I can’t possibly deny how amusing the movie was. The story board is exciting even when the concept of it—being vampires and supernaturalism—is often deemed generally likable. And yes, I admit it is a genre with a lot of followers, because I think most of us can agree that when there’s a vampire in play, it’s already intriguing from the get go. Nevertheless, I must say I enjoyed the world-construction that took place in Vampire Academy. They’d compromised the common concept of vampires and given it more variety and structure—for instance, breeds and identities.
Although, there are some things I quite dislike that I feel I must point out; one of them being the egocentrism of the main character. She—as the main protagonist—is someone whom I actually find pretty self-regarding. She doesn’t exemplify the type that a protagonist usually does. Not to say that being different is bad, but to me she appears extremely cold and selfish; pushing people away and maltreating them. I loathe how she treats other characters (especially the one played by Sarah Hyland). Another thing is that I find several scenes to be rather gruesome and that the main character seems like an utter boy-magnet; enticing almost every guy she comes in contact with.

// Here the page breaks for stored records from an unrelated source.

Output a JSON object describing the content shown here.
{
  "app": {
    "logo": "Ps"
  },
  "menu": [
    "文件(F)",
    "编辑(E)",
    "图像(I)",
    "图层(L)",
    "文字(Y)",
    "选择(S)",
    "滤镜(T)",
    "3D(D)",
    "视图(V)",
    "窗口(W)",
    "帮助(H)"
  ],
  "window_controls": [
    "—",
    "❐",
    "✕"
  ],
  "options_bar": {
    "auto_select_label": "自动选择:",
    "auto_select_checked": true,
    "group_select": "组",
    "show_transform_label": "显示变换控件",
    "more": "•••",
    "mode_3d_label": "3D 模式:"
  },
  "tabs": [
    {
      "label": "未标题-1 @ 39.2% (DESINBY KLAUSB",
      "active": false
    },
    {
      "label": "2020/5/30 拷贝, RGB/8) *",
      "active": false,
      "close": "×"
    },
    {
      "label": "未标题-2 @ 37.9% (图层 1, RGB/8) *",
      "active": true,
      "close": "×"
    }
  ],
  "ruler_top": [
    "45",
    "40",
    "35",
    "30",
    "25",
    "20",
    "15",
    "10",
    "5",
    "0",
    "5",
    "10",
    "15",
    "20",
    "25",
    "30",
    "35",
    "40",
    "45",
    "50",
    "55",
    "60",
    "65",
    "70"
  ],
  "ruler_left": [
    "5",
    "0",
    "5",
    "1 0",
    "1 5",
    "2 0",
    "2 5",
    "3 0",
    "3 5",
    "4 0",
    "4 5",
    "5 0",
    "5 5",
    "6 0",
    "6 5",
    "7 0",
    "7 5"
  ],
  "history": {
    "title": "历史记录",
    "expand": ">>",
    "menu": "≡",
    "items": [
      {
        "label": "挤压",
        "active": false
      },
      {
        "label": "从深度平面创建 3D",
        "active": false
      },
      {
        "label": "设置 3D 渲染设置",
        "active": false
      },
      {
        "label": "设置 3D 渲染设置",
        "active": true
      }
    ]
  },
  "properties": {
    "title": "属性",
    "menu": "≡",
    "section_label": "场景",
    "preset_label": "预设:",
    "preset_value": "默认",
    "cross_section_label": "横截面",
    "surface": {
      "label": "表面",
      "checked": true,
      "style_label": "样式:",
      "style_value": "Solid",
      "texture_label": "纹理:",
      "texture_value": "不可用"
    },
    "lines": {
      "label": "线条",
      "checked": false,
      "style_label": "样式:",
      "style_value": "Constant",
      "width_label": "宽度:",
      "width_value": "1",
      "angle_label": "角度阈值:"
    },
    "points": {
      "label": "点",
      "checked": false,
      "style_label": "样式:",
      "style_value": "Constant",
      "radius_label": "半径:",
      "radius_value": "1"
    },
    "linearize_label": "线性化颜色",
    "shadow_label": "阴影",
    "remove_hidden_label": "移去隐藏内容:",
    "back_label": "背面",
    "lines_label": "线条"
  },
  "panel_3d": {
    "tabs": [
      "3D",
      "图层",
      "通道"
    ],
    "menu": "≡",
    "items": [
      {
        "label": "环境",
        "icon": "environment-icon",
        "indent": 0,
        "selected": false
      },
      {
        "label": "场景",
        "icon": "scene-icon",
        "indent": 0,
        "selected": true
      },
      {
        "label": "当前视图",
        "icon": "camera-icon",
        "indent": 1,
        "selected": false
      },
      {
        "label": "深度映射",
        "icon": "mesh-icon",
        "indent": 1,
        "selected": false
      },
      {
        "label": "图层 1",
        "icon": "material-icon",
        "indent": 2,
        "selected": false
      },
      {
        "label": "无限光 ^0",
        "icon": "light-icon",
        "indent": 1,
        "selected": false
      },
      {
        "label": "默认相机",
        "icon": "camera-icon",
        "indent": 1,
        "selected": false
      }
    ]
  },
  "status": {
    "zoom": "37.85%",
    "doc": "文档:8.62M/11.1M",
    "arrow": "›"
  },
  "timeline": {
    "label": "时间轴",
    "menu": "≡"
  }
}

Teenager Rose Hathaway (Zoey Deutch) is a Dhampir — a human/vampire hybrid. Her best friend is Lissa Dragomir (Lucy Fry), a princess of the Moroi — mortal, peaceful vampires. Both teens attend St. Vladamir’s Academy, a secret haven for those like them. Rose trains with a handsome mentor (Danila Kozlovsky) to guarantee her place as Lissa’s guardian — although she may have to sacrifice everything to protect Lissa from enemies both within St. Vladamir’s walls and outside them.